Items from a dataset
■ ■ ■ ■ ■
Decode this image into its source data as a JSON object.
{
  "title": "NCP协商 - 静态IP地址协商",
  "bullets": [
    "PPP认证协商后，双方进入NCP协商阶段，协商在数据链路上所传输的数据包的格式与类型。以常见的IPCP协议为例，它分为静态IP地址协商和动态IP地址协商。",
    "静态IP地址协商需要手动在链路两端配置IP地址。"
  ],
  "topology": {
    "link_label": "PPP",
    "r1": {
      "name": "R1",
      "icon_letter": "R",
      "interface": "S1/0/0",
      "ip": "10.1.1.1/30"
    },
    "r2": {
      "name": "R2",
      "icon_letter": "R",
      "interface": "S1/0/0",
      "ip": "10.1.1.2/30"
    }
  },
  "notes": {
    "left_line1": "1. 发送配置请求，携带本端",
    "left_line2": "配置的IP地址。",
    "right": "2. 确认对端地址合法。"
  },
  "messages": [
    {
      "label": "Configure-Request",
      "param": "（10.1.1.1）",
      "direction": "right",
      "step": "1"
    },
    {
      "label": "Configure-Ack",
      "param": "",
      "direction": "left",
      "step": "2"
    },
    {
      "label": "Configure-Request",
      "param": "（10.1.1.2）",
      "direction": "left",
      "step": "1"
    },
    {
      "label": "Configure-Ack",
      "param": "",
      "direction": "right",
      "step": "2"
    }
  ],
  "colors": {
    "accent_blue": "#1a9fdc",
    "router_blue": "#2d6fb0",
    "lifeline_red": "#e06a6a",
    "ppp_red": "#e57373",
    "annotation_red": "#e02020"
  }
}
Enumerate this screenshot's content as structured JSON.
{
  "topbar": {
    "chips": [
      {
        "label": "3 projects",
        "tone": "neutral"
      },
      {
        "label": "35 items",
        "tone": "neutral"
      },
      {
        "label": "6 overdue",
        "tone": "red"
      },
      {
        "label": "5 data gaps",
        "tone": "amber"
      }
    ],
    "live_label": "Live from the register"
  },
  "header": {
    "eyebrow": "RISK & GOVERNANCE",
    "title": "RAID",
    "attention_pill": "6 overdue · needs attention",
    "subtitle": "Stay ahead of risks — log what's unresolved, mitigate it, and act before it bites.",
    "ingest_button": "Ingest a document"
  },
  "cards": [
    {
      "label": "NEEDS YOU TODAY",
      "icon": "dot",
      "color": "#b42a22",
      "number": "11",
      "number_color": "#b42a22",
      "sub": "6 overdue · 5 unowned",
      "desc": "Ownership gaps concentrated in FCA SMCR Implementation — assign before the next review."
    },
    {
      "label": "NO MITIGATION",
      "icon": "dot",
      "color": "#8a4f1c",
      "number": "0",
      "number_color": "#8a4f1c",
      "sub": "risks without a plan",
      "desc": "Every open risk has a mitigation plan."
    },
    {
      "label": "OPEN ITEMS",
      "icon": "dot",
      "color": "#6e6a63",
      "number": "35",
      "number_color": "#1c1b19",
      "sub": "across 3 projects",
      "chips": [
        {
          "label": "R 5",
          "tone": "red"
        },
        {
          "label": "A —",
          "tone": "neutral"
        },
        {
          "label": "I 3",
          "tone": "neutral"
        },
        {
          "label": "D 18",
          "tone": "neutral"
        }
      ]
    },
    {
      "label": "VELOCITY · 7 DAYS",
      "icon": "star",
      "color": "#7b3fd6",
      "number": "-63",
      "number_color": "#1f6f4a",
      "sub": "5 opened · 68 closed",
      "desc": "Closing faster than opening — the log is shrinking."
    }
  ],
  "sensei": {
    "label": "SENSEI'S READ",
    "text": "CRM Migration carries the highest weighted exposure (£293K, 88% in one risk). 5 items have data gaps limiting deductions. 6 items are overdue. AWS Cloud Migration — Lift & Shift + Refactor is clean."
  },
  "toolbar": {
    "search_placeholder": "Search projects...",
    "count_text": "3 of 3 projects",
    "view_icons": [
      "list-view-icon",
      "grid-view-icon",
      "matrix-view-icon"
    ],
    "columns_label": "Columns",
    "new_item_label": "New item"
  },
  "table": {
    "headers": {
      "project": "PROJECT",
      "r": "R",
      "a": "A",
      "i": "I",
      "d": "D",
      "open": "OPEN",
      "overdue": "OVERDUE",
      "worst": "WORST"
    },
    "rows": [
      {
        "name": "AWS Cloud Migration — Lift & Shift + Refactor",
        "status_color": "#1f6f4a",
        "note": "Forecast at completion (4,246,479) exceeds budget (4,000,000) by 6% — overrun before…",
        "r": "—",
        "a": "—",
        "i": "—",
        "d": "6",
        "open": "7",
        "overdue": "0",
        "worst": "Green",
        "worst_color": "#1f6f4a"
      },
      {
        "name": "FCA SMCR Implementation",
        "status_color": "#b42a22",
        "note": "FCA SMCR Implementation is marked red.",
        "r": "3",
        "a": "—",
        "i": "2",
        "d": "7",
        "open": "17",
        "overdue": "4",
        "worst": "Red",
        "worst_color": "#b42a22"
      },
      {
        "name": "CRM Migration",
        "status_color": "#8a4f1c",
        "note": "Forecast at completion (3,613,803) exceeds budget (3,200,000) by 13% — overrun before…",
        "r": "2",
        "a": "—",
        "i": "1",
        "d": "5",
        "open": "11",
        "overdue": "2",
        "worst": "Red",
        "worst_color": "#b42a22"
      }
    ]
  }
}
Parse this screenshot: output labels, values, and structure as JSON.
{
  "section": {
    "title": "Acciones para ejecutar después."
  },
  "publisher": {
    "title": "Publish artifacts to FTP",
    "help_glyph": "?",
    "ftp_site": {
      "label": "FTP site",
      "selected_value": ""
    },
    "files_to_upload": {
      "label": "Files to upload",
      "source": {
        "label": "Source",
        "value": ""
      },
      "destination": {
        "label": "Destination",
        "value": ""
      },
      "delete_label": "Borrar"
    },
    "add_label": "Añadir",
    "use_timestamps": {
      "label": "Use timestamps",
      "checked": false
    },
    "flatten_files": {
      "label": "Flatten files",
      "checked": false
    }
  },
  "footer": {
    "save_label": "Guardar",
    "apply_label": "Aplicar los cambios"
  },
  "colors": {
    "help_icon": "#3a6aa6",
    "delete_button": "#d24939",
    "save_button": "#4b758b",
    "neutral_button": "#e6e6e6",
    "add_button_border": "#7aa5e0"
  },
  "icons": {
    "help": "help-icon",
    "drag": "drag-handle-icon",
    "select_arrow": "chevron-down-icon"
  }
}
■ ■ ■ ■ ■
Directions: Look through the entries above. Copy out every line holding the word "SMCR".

Exercise response:
      "desc": "Ownership gaps concentrated in FCA SMCR Implementation — assign before the next review."
        "name": "FCA SMCR Implementation",
        "note": "FCA SMCR Implementation is marked red.",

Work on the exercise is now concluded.